> [HOW TO COMPLETE THIS TASK] Lines of the material that include the string "icon" should be returned.

(PROVIDED ENTRIES Opens)

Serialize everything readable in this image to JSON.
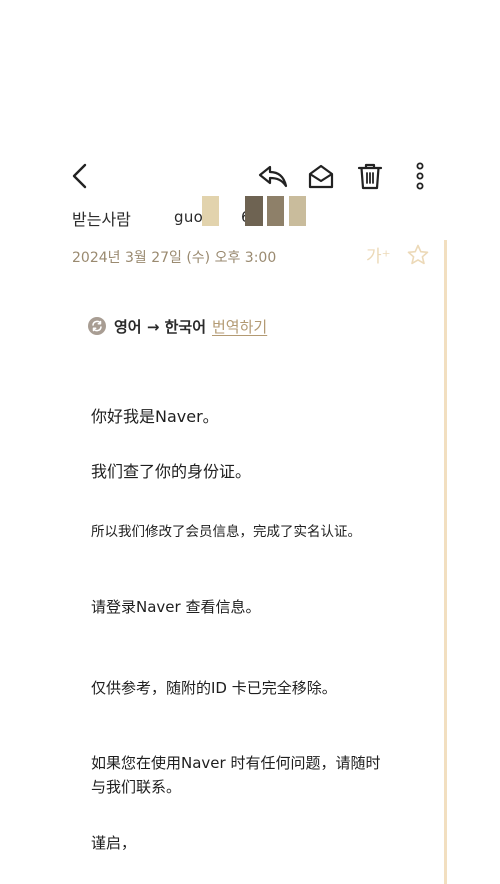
{
  "toolbar": {
    "back": "back-icon",
    "reply_all": "reply-all-icon",
    "mark_unread": "open-envelope-icon",
    "delete": "trash-icon",
    "more": "more-vertical-icon"
  },
  "recipient": {
    "label": "받는사람",
    "address": "guo",
    "address_tail": "6"
  },
  "meta": {
    "date": "2024년 3월 27일 (수) 오후 3:00",
    "font_size_label": "가⁺"
  },
  "translate": {
    "languages": "영어 → 한국어",
    "action": "번역하기"
  },
  "body": {
    "line1": "你好我是Naver。",
    "line2": "我们查了你的身份证。",
    "line3": "所以我们修改了会员信息，完成了实名认证。",
    "line4": "请登录Naver 查看信息。",
    "line5": "仅供参考，随附的ID 卡已完全移除。",
    "line6": "如果您在使用Naver 时有任何问题，请随时",
    "line7": "与我们联系。",
    "line8": "谨启，"
  },
  "colors": {
    "accent": "#f2dfc0",
    "date": "#9a8a70",
    "link": "#b39a73",
    "redact_light": "#e2d3ad",
    "redact_dark": "#6e6352",
    "redact_mid": "#8e8069",
    "redact_tan": "#c9bc9c"
  }
}
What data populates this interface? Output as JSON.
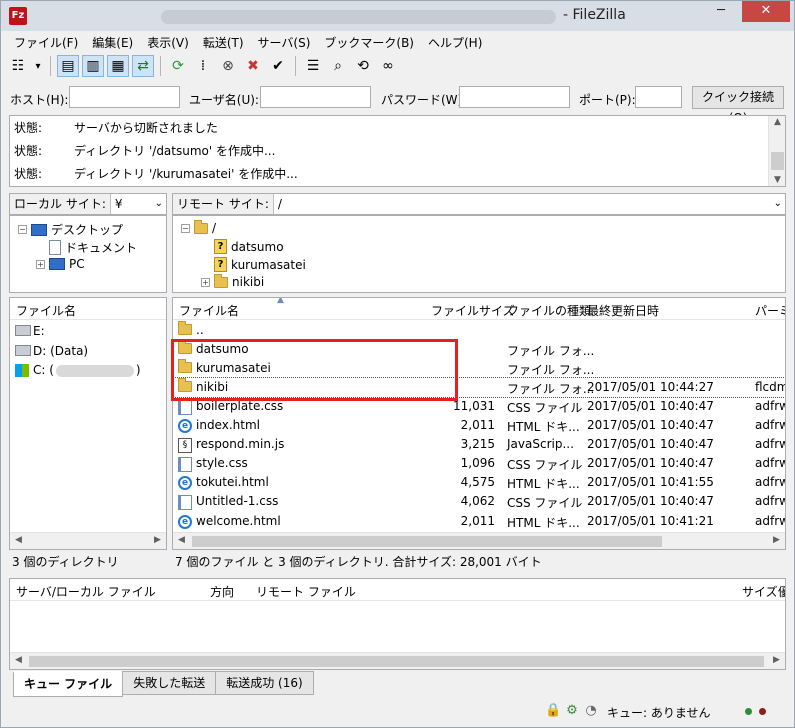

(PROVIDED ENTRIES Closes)

> [REPLY TO THE EXERCISE]
    "back": "back-icon",
    "reply_all": "reply-all-icon",
    "mark_unread": "open-envelope-icon",
    "delete": "trash-icon",
    "more": "more-vertical-icon"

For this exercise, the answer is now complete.